> etc). Maybe this is how it works already, I'm not intimately familiar
> with the design of the existing engines? If not, I'm not at all
> suggesting a rewrite of an existing engine or anything. SSM would be a
> high level interface that could (I hope and believe) be quickly
> implemented.

All existing engines have a facility for saving/loading the game, so if you
send a standard save file over, the engine can simply treat it as three
commands:

>load [file]
>[player command]
>save [file]

The engine could be implemented as a wrapper around the standard engine,
which simply boots up the regular engine, executes these three commands, and
captures all the output (providing the engine writes to sio). Sounds like a
use for CheapGlk!

Joe


Admiral Jota

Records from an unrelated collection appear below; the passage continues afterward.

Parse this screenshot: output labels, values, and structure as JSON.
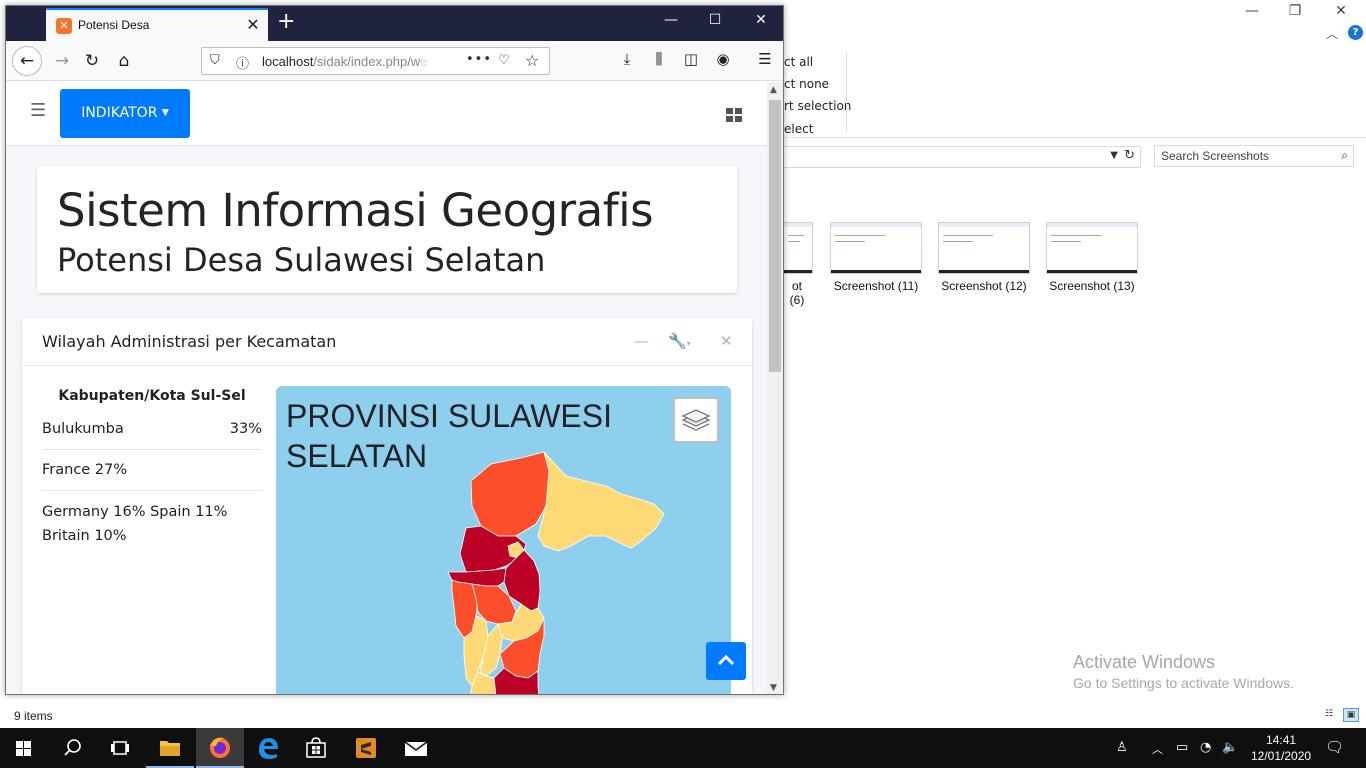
{
  "explorer": {
    "window_controls": [
      "—",
      "❐",
      "✕"
    ],
    "ribbon_items": [
      "ct all",
      "ct none",
      "rt selection",
      "elect"
    ],
    "search_placeholder": "Search Screenshots",
    "thumbnails": [
      "ot (6)",
      "Screenshot (11)",
      "Screenshot (12)",
      "Screenshot (13)"
    ],
    "status": "9 items",
    "activation": {
      "title": "Activate Windows",
      "subtitle": "Go to Settings to activate Windows."
    }
  },
  "firefox": {
    "tab_title": "Potensi Desa",
    "url_host": "localhost",
    "url_path": "/sidak/index.php/w",
    "url_overflow": "e",
    "page_actions": "•••"
  },
  "page": {
    "indikator_label": "INDIKATOR",
    "header_title": "Sistem Informasi Geografis",
    "header_subtitle": "Potensi Desa Sulawesi Selatan",
    "card": {
      "title": "Wilayah Administrasi per Kecamatan",
      "stats_title": "Kabupaten/Kota Sul-Sel",
      "stats": [
        {
          "name": "Bulukumba",
          "value": "33%"
        },
        {
          "text": "France 27%"
        },
        {
          "text": "Germany 16% Spain 11% Britain 10%"
        }
      ],
      "map_title": "PROVINSI SULAWESI SELATAN",
      "map_colors": {
        "water": "#8ecfee",
        "high": "#bd0026",
        "mid": "#fc4e2a",
        "low": "#fed976"
      }
    }
  },
  "taskbar": {
    "time": "14:41",
    "date": "12/01/2020"
  }
}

unread,
Sep 18, 1999, 3:00:00 AM9/18/99
to
Henning Strandin <hen...@travellab.com> wrote:
> Hi guys/gals,

> This is a follow-up to my question/thread about Text Adventures on the
> Web (note that I have now learnt to say IF :-). I have thought a bit
> about different approaches to this and thought that my new take could
> have a more general interest.

I know that this is probably no longer relevant, but I haven't seen anyone
else mention it, so I thought I'd point out this:
http://tjwww.stanford.edu/adventure/
It's a WWW-based implementation of Advent, which stored the game state in
the URL (which can then be easily bookmarked). It may or may not be of
interest to you.

--
_/<-= Admiral Jota =->\_
\<-= jo...@tiac.net =->/

wyndo

unread,
Sep 18, 1999, 3:00:00 AM9/18/99
to
> I know that this is probably no longer relevant, but I haven't seen anyone
> else mention it, so I thought I'd point out this:
> http://tjwww.stanford.edu/adventure/
> It's a WWW-based implementation of Advent, which stored the game state in
> the URL (which can then be easily bookmarked). It may or may not be of
> interest to you.
> \<-= jo...@tiac.net =->/

This looks like a stand-alone game. It would be nicer to work off an existing
engine (or at least use an engine that could have new games plugged into it).
The implementation is kind of how I imagine it. It looks like it's compatible
with most browsers (even non-framed ones). I'd like to see it work with
graphic illustrations, frames, etc.

I am planning to develop what I'm describing, either as a port to an existing
engine, or as my own. I'll announce more most likely after the IF Competition.

Mike.


Henning Strandin

unread,
Sep 19, 1999, 3:00:00 AM9/19/99
to
In article <37E3DB8D...@uwaterloo.ca>,

This sounds right. It would be one (possibly the simplest) way of
implementing SSMI. I will have a good look at Glk right now. By the way,
my motivation for doing all this is of course that I have an idea for a
game that needs it. Putting it on the web is an integral part of what
the game is all about. I haven't been close to IF/text adventures since
'85 or so, so I have a lot of catching up to do. So this is basicaly
'learning by doing' :-)

Henning Strandin

unread,
Sep 19, 1999, 3:00:00 AM9/19/99
to

implementing the 'first' part of SSMI. The second part is to make the
state file readable to the front end, to make it possible to extend the
game using event triggers for game events. I realize that this is the
hardest problem and I have no idea what data structures are used in the
different engines today. Nevertheless, I believe that this would be
extremely valuable.

Reply all
Reply to author
Forward
0 new messages